- _Your instructions_
All of the entries need to be written out again, exactly as they are.

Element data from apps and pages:
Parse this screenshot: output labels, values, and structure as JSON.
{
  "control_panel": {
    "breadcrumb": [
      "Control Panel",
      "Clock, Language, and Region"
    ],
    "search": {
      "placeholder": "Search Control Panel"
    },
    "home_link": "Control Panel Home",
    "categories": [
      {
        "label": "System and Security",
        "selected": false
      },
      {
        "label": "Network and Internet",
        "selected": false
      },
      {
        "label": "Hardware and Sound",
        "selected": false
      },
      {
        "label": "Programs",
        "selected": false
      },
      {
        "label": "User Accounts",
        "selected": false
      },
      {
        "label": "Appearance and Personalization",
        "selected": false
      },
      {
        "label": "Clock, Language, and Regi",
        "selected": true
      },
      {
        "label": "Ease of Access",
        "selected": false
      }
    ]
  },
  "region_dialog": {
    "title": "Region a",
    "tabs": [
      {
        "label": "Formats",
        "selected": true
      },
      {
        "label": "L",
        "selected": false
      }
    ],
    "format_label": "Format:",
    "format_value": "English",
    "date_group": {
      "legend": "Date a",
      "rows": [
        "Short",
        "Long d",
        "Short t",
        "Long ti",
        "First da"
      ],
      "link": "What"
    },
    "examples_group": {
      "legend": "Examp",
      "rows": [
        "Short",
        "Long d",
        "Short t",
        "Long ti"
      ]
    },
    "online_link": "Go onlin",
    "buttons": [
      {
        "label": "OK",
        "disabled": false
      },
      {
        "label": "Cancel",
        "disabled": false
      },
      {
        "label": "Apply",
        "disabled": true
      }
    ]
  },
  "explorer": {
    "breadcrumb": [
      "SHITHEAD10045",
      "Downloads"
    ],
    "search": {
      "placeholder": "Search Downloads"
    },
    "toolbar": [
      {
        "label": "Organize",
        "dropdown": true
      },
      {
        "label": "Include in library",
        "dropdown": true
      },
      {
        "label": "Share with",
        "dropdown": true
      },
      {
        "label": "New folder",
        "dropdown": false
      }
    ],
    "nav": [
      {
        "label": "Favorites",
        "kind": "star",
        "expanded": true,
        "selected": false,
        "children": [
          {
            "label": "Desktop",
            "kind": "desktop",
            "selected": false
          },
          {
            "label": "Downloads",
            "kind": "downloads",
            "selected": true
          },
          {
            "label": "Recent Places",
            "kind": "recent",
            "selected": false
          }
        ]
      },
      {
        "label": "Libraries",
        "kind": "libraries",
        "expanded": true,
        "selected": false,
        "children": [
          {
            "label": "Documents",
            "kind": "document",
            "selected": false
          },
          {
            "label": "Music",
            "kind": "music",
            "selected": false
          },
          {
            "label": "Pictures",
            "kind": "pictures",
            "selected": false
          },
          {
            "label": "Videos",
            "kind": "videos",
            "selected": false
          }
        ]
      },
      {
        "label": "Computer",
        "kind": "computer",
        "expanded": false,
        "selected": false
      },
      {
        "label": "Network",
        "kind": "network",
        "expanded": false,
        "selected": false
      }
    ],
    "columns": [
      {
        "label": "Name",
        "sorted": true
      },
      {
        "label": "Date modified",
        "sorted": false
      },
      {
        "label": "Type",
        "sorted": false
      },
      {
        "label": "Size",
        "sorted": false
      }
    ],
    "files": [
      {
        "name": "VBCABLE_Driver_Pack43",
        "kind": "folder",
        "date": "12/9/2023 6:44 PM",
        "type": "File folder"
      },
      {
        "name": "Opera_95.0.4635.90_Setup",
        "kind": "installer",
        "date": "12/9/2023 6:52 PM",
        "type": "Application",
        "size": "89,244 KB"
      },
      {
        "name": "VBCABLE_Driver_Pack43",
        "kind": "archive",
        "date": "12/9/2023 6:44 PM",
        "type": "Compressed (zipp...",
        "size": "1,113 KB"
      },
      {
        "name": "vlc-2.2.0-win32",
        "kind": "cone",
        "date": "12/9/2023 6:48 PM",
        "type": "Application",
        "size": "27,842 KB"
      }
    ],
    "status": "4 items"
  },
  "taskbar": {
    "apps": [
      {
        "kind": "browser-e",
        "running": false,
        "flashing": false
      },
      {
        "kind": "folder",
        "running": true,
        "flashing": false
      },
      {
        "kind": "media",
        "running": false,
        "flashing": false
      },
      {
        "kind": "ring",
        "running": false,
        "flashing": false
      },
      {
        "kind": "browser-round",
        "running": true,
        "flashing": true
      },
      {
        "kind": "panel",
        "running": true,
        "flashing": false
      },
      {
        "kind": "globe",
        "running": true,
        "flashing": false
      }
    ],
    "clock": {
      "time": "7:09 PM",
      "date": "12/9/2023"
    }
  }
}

- _Answer box_
Parse this screenshot: output labels, values, and structure as JSON.
{
  "control_panel": {
    "breadcrumb": [
      "Control Panel",
      "Clock, Language, and Region"
    ],
    "search": {
      "placeholder": "Search Control Panel"
    },
    "home_link": "Control Panel Home",
    "categories": [
      {
        "label": "System and Security",
        "selected": false
      },
      {
        "label": "Network and Internet",
        "selected": false
      },
      {
        "label": "Hardware and Sound",
        "selected": false
      },
      {
        "label": "Programs",
        "selected": false
      },
      {
        "label": "User Accounts",
        "selected": false
      },
      {
        "label": "Appearance and Personalization",
        "selected": false
      },
      {
        "label": "Clock, Language, and Regi",
        "selected": true
      },
      {
        "label": "Ease of Access",
        "selected": false
      }
    ]
  },
  "region_dialog": {
    "title": "Region a",
    "tabs": [
      {
        "label": "Formats",
        "selected": true
      },
      {
        "label": "L",
        "selected": false
      }
    ],
    "format_label": "Format:",
    "format_value": "English",
    "date_group": {
      "legend": "Date a",
      "rows": [
        "Short",
        "Long d",
        "Short t",
        "Long ti",
        "First da"
      ],
      "link": "What"
    },
    "examples_group": {
      "legend": "Examp",
      "rows": [
        "Short",
        "Long d",
        "Short t",
        "Long ti"
      ]
    },
    "online_link": "Go onlin",
    "buttons": [
      {
        "label": "OK",
        "disabled": false
      },
      {
        "label": "Cancel",
        "disabled": false
      },
      {
        "label": "Apply",
        "disabled": true
      }
    ]
  },
  "explorer": {
    "breadcrumb": [
      "SHITHEAD10045",
      "Downloads"
    ],
    "search": {
      "placeholder": "Search Downloads"
    },
    "toolbar": [
      {
        "label": "Organize",
        "dropdown": true
      },
      {
        "label": "Include in library",
        "dropdown": true
      },
      {
        "label": "Share with",
        "dropdown": true
      },
      {
        "label": "New folder",
        "dropdown": false
      }
    ],
    "nav": [
      {
        "label": "Favorites",
        "kind": "star",
        "expanded": true,
        "selected": false,
        "children": [
          {
            "label": "Desktop",
            "kind": "desktop",
            "selected": false
          },
          {
            "label": "Downloads",
            "kind": "downloads",
            "selected": true
          },
          {
            "label": "Recent Places",
            "kind": "recent",
            "selected": false
          }
        ]
      },
      {
        "label": "Libraries",
        "kind": "libraries",
        "expanded": true,
        "selected": false,
        "children": [
          {
            "label": "Documents",
            "kind": "document",
            "selected": false
          },
          {
            "label": "Music",
            "kind": "music",
            "selected": false
          },
          {
            "label": "Pictures",
            "kind": "pictures",
            "selected": false
          },
          {
            "label": "Videos",
            "kind": "videos",
            "selected": false
          }
        ]
      },
      {
        "label": "Computer",
        "kind": "computer",
        "expanded": false,
        "selected": false
      },
      {
        "label": "Network",
        "kind": "network",
        "expanded": false,
        "selected": false
      }
    ],
    "columns": [
      {
        "label": "Name",
        "sorted": true
      },
      {
        "label": "Date modified",
        "sorted": false
      },
      {
        "label": "Type",
        "sorted": false
      },
      {
        "label": "Size",
        "sorted": false
      }
    ],
    "files": [
      {
        "name": "VBCABLE_Driver_Pack43",
        "kind": "folder",
        "date": "12/9/2023 6:44 PM",
        "type": "File folder"
      },
      {
        "name": "Opera_95.0.4635.90_Setup",
        "kind": "installer",
        "date": "12/9/2023 6:52 PM",
        "type": "Application",
        "size": "89,244 KB"
      },
      {
        "name": "VBCABLE_Driver_Pack43",
        "kind": "archive",
        "date": "12/9/2023 6:44 PM",
        "type": "Compressed (zipp...",
        "size": "1,113 KB"
      },
      {
        "name": "vlc-2.2.0-win32",
        "kind": "cone",
        "date": "12/9/2023 6:48 PM",
        "type": "Application",
        "size": "27,842 KB"
      }
    ],
    "status": "4 items"
  },
  "taskbar": {
    "apps": [
      {
        "kind": "browser-e",
        "running": false,
        "flashing": false
      },
      {
        "kind": "folder",
        "running": true,
        "flashing": false
      },
      {
        "kind": "media",
        "running": false,
        "flashing": false
      },
      {
        "kind": "ring",
        "running": false,
        "flashing": false
      },
      {
        "kind": "browser-round",
        "running": true,
        "flashing": true
      },
      {
        "kind": "panel",
        "running": true,
        "flashing": false
      },
      {
        "kind": "globe",
        "running": true,
        "flashing": false
      }
    ],
    "clock": {
      "time": "7:09 PM",
      "date": "12/9/2023"
    }
  }
}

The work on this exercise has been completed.